(Data entries)
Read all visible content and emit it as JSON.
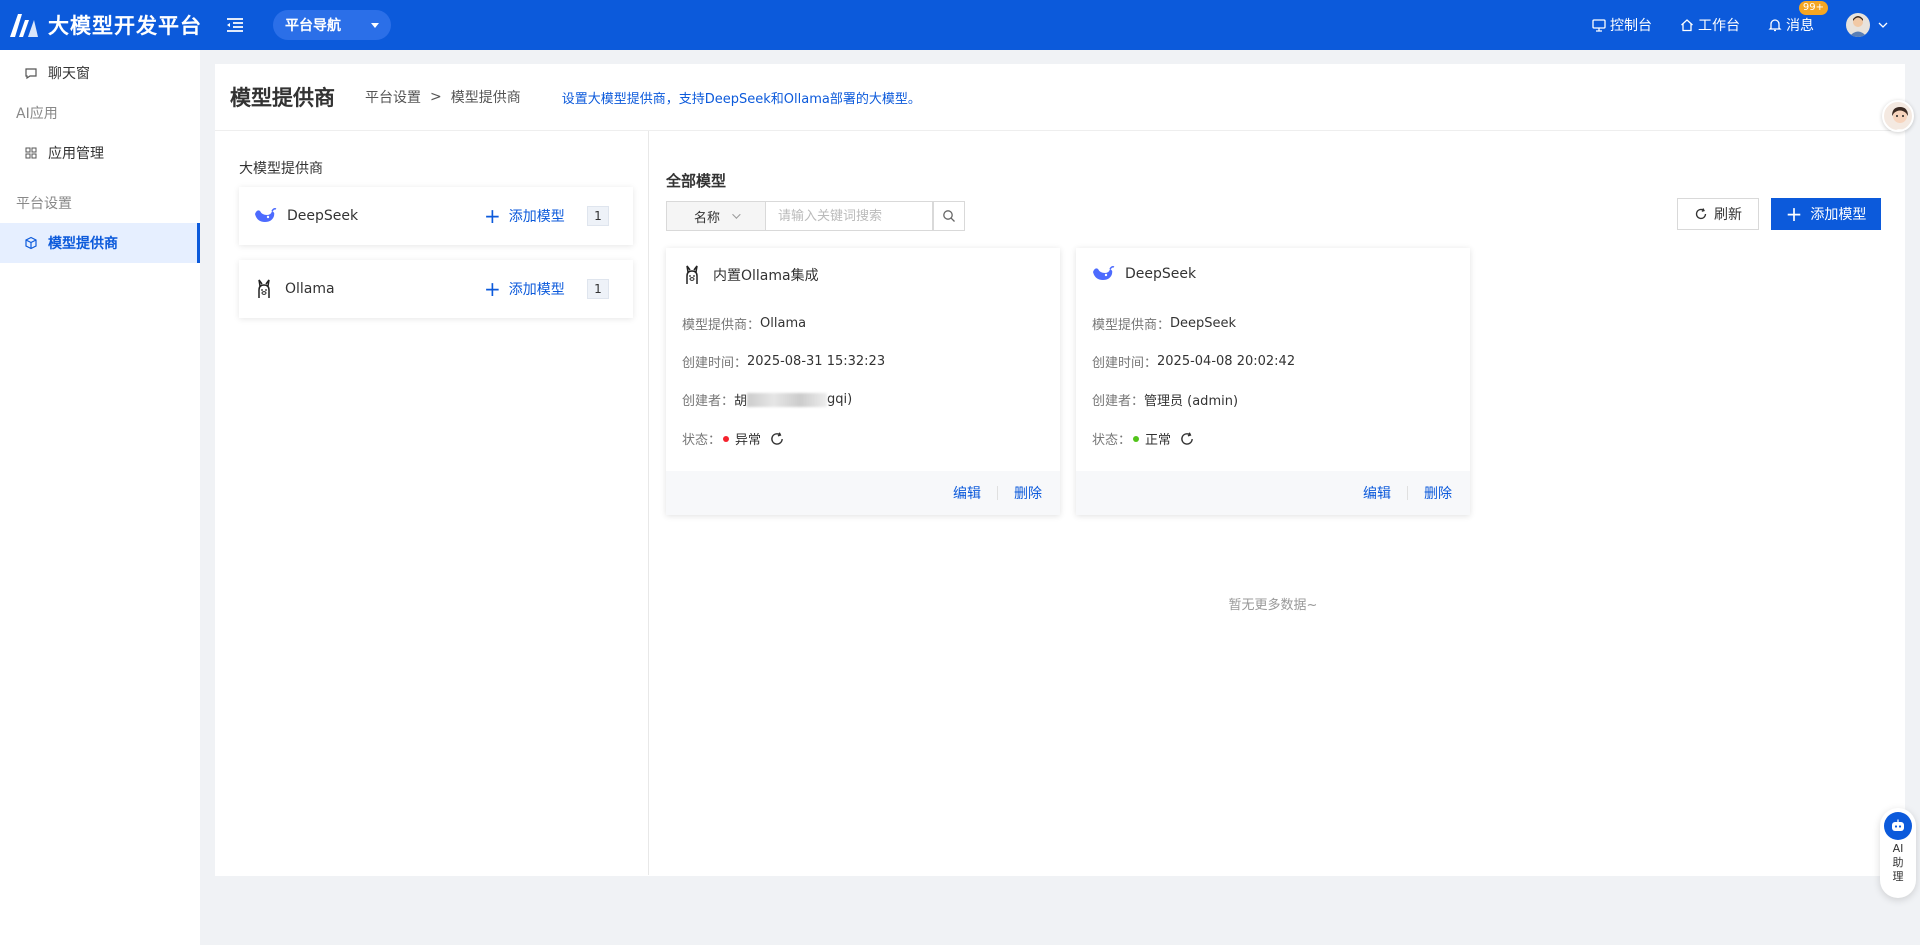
{
  "app": {
    "title": "大模型开发平台",
    "nav_dropdown": "平台导航"
  },
  "top_right": {
    "console": "控制台",
    "workbench": "工作台",
    "messages": "消息",
    "messages_badge": "99+"
  },
  "sidebar": {
    "chat": "聊天窗",
    "group_ai": "AI应用",
    "app_manage": "应用管理",
    "group_platform": "平台设置",
    "model_provider": "模型提供商"
  },
  "header": {
    "title": "模型提供商",
    "breadcrumb": [
      "平台设置",
      "模型提供商"
    ],
    "breadcrumb_sep": ">",
    "description": "设置大模型提供商，支持DeepSeek和Ollama部署的大模型。"
  },
  "providers": {
    "title": "大模型提供商",
    "add_label": "添加模型",
    "items": [
      {
        "name": "DeepSeek",
        "count": "1"
      },
      {
        "name": "Ollama",
        "count": "1"
      }
    ]
  },
  "models": {
    "title": "全部模型",
    "search_field": "名称",
    "search_placeholder": "请输入关键词搜索",
    "refresh_label": "刷新",
    "add_label": "添加模型",
    "labels": {
      "provider": "模型提供商：",
      "created_at": "创建时间：",
      "creator": "创建者：",
      "status": "状态："
    },
    "edit_label": "编辑",
    "delete_label": "删除",
    "cards": [
      {
        "title": "内置Ollama集成",
        "provider": "Ollama",
        "created_at": "2025-08-31 15:32:23",
        "creator_prefix": "胡",
        "creator_suffix": "gqi)",
        "status": "异常",
        "status_color": "#f5222d"
      },
      {
        "title": "DeepSeek",
        "provider": "DeepSeek",
        "created_at": "2025-04-08 20:02:42",
        "creator": "管理员 (admin)",
        "status": "正常",
        "status_color": "#52c41a"
      }
    ],
    "no_more": "暂无更多数据~"
  },
  "ai_helper": {
    "label": "AI助理"
  },
  "colors": {
    "primary": "#0c5adb",
    "topbar": "#0c5adb",
    "badge": "#f5a623"
  }
}
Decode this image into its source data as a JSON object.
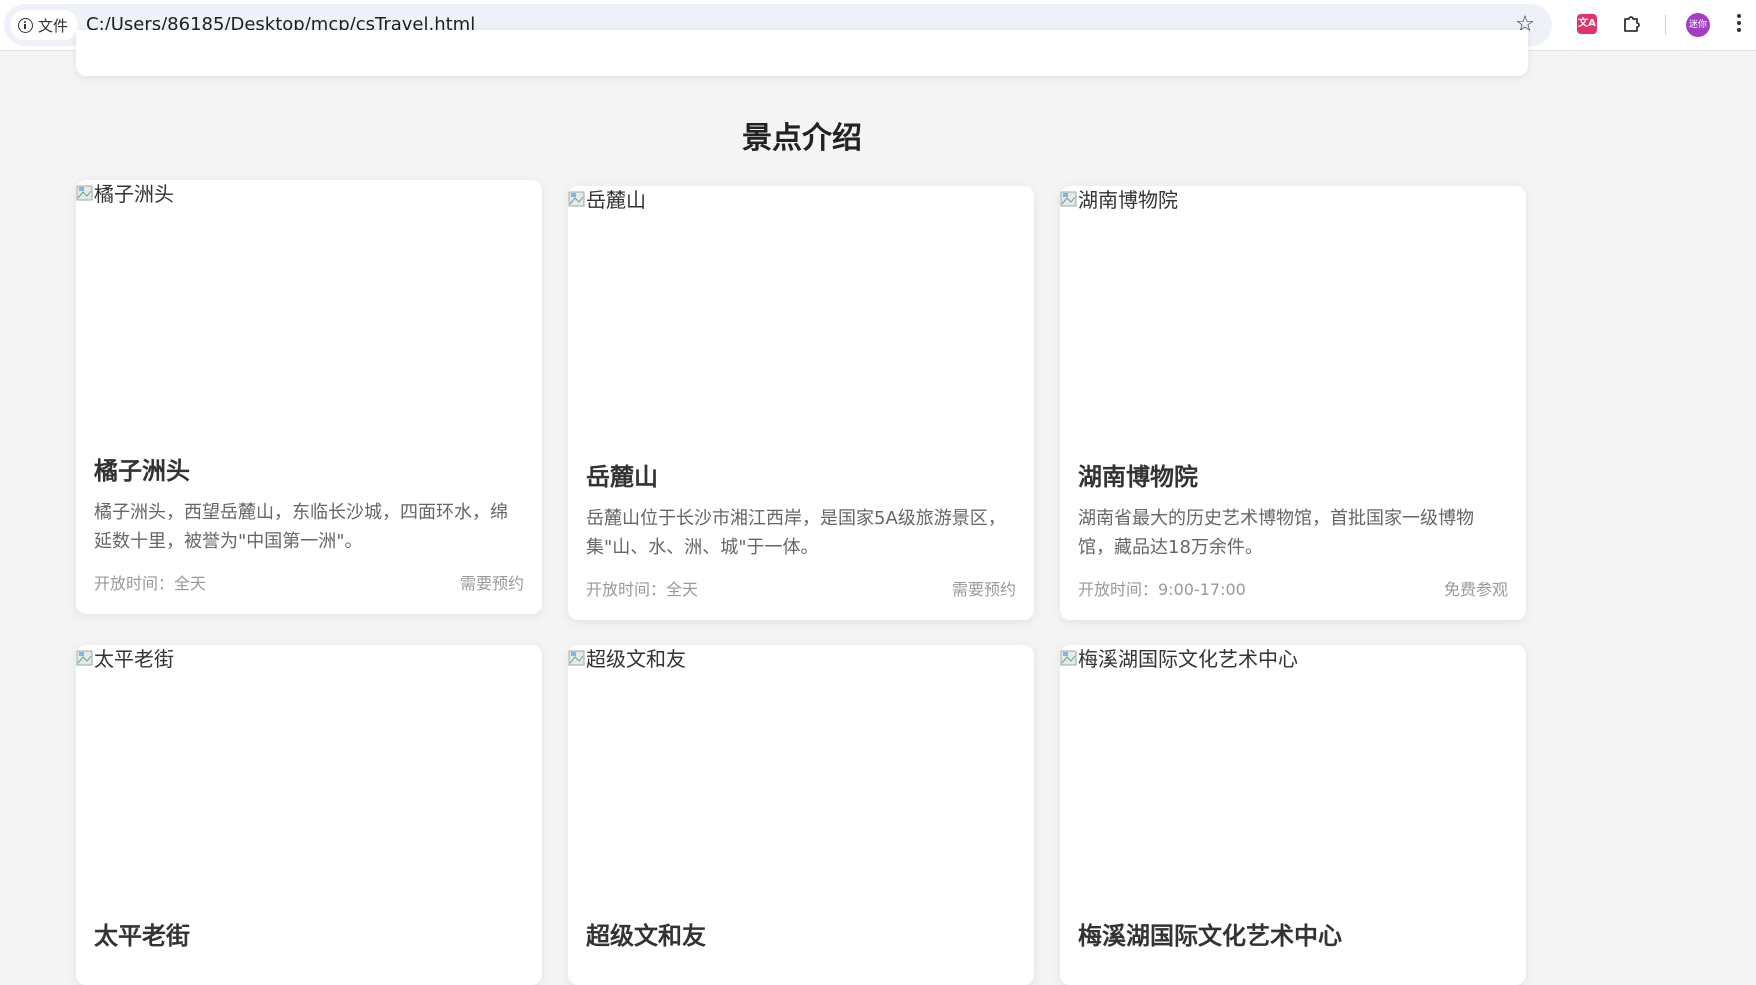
{
  "browser": {
    "site_info_label": "文件",
    "url": "C:/Users/86185/Desktop/mcp/csTravel.html",
    "profile_label": "迷你",
    "translate_label": "文A"
  },
  "section": {
    "title": "景点介绍"
  },
  "attractions": [
    {
      "image_alt": "橘子洲头",
      "name": "橘子洲头",
      "description": "橘子洲头，西望岳麓山，东临长沙城，四面环水，绵延数十里，被誉为\"中国第一洲\"。",
      "hours": "开放时间：全天",
      "note": "需要预约"
    },
    {
      "image_alt": "岳麓山",
      "name": "岳麓山",
      "description": "岳麓山位于长沙市湘江西岸，是国家5A级旅游景区，集\"山、水、洲、城\"于一体。",
      "hours": "开放时间：全天",
      "note": "需要预约"
    },
    {
      "image_alt": "湖南博物院",
      "name": "湖南博物院",
      "description": "湖南省最大的历史艺术博物馆，首批国家一级博物馆，藏品达18万余件。",
      "hours": "开放时间：9:00-17:00",
      "note": "免费参观"
    },
    {
      "image_alt": "太平老街",
      "name": "太平老街"
    },
    {
      "image_alt": "超级文和友",
      "name": "超级文和友"
    },
    {
      "image_alt": "梅溪湖国际文化艺术中心",
      "name": "梅溪湖国际文化艺术中心"
    }
  ]
}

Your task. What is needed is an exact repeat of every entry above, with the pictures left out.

Finished task.
Read all visible content and emit it as JSON.
{
  "app": {
    "title": "大模型开发平台",
    "nav_dropdown": "平台导航"
  },
  "top_right": {
    "console": "控制台",
    "workbench": "工作台",
    "messages": "消息",
    "messages_badge": "99+"
  },
  "sidebar": {
    "chat": "聊天窗",
    "group_ai": "AI应用",
    "app_manage": "应用管理",
    "group_platform": "平台设置",
    "model_provider": "模型提供商"
  },
  "header": {
    "title": "模型提供商",
    "breadcrumb": [
      "平台设置",
      "模型提供商"
    ],
    "breadcrumb_sep": ">",
    "description": "设置大模型提供商，支持DeepSeek和Ollama部署的大模型。"
  },
  "providers": {
    "title": "大模型提供商",
    "add_label": "添加模型",
    "items": [
      {
        "name": "DeepSeek",
        "count": "1"
      },
      {
        "name": "Ollama",
        "count": "1"
      }
    ]
  },
  "models": {
    "title": "全部模型",
    "search_field": "名称",
    "search_placeholder": "请输入关键词搜索",
    "refresh_label": "刷新",
    "add_label": "添加模型",
    "labels": {
      "provider": "模型提供商：",
      "created_at": "创建时间：",
      "creator": "创建者：",
      "status": "状态："
    },
    "edit_label": "编辑",
    "delete_label": "删除",
    "cards": [
      {
        "title": "内置Ollama集成",
        "provider": "Ollama",
        "created_at": "2025-08-31 15:32:23",
        "creator_prefix": "胡",
        "creator_suffix": "gqi)",
        "status": "异常",
        "status_color": "#f5222d"
      },
      {
        "title": "DeepSeek",
        "provider": "DeepSeek",
        "created_at": "2025-04-08 20:02:42",
        "creator": "管理员 (admin)",
        "status": "正常",
        "status_color": "#52c41a"
      }
    ],
    "no_more": "暂无更多数据~"
  },
  "ai_helper": {
    "label": "AI助理"
  },
  "colors": {
    "primary": "#0c5adb",
    "topbar": "#0c5adb",
    "badge": "#f5a623"
  }
}
Decode this image into its source data as a JSON object.
{
  "browser": {
    "site_info_label": "文件",
    "url": "C:/Users/86185/Desktop/mcp/csTravel.html",
    "profile_label": "迷你",
    "translate_label": "文A"
  },
  "section": {
    "title": "景点介绍"
  },
  "attractions": [
    {
      "image_alt": "橘子洲头",
      "name": "橘子洲头",
      "description": "橘子洲头，西望岳麓山，东临长沙城，四面环水，绵延数十里，被誉为\"中国第一洲\"。",
      "hours": "开放时间：全天",
      "note": "需要预约"
    },
    {
      "image_alt": "岳麓山",
      "name": "岳麓山",
      "description": "岳麓山位于长沙市湘江西岸，是国家5A级旅游景区，集\"山、水、洲、城\"于一体。",
      "hours": "开放时间：全天",
      "note": "需要预约"
    },
    {
      "image_alt": "湖南博物院",
      "name": "湖南博物院",
      "description": "湖南省最大的历史艺术博物馆，首批国家一级博物馆，藏品达18万余件。",
      "hours": "开放时间：9:00-17:00",
      "note": "免费参观"
    },
    {
      "image_alt": "太平老街",
      "name": "太平老街"
    },
    {
      "image_alt": "超级文和友",
      "name": "超级文和友"
    },
    {
      "image_alt": "梅溪湖国际文化艺术中心",
      "name": "梅溪湖国际文化艺术中心"
    }
  ]
}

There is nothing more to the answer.